Scotland is on track to meet a new target aimed at tackling bed blocking, the Health Secretary has said.
Nicola Sturgeon spoke after figures revealed the number of patients who had to remain in hospital after they were well enough to leave had fallen.
A census carried out in April revealed there were 534 of these delayed discharges, down from 665 in April 2011.
The latest figures included 13 patients who had been waiting more than six weeks to be discharged.
In 2007, the year the SNP came to power, there were 233 patients who had been waiting more than six weeks to be discharged, including five who had been delayed for more than a year.
The figures from April this year also revealed there were 108 patients who had been delayed in hospital for more than four weeks while 315 were held up by more than two weeks.
In most cases delayed discharges, or bed blocking, occurs when patients are unable to leave hospital because they are waiting for care to be arranged.
In October last year the Scottish Government announced that by April 2013 no patient should have to wait more than four weeks to leave hospital after they are well enough to be discharged.
By April 2015 that will be reduced so patients should not have to wait more than two weeks.
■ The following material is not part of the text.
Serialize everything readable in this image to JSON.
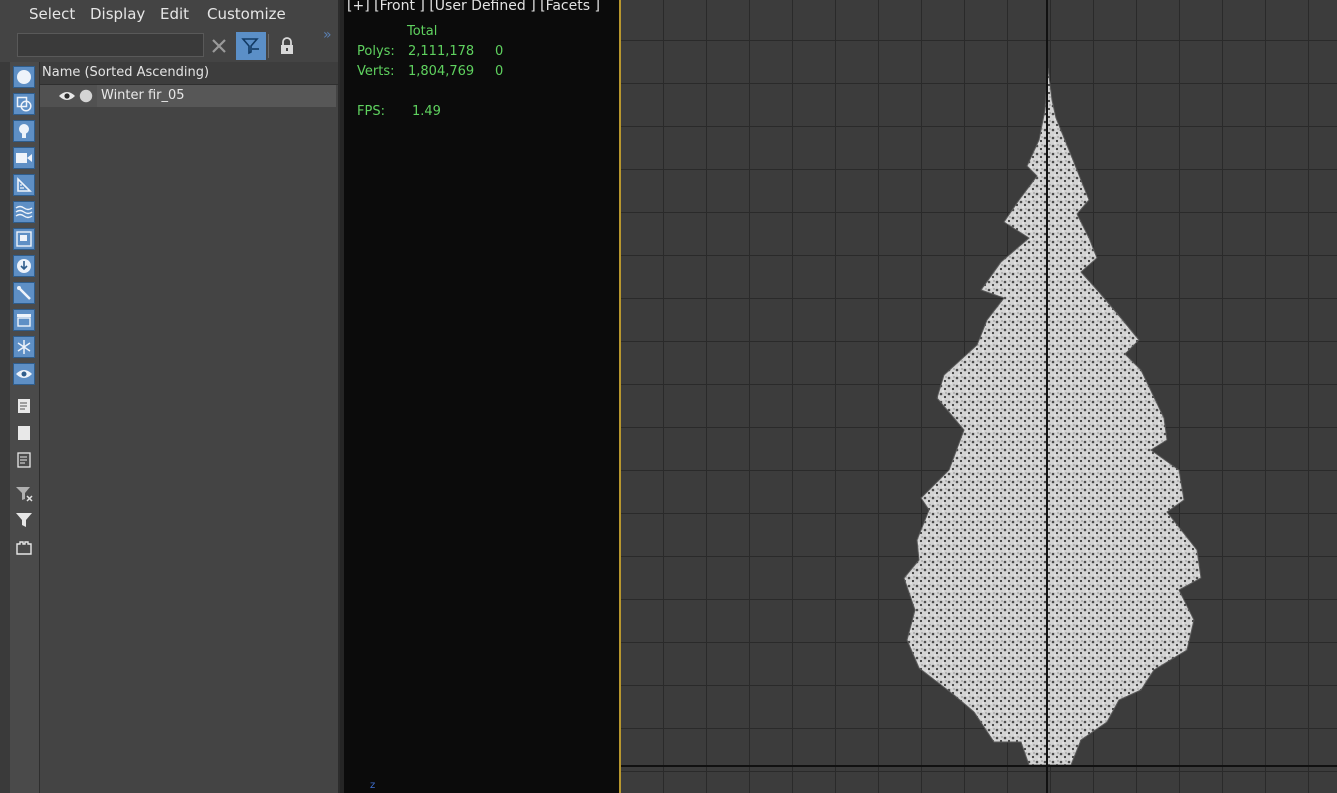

Ms Sturgeon said the fall in bed blocking meant the NHS was on its way to meeting the 2013 target.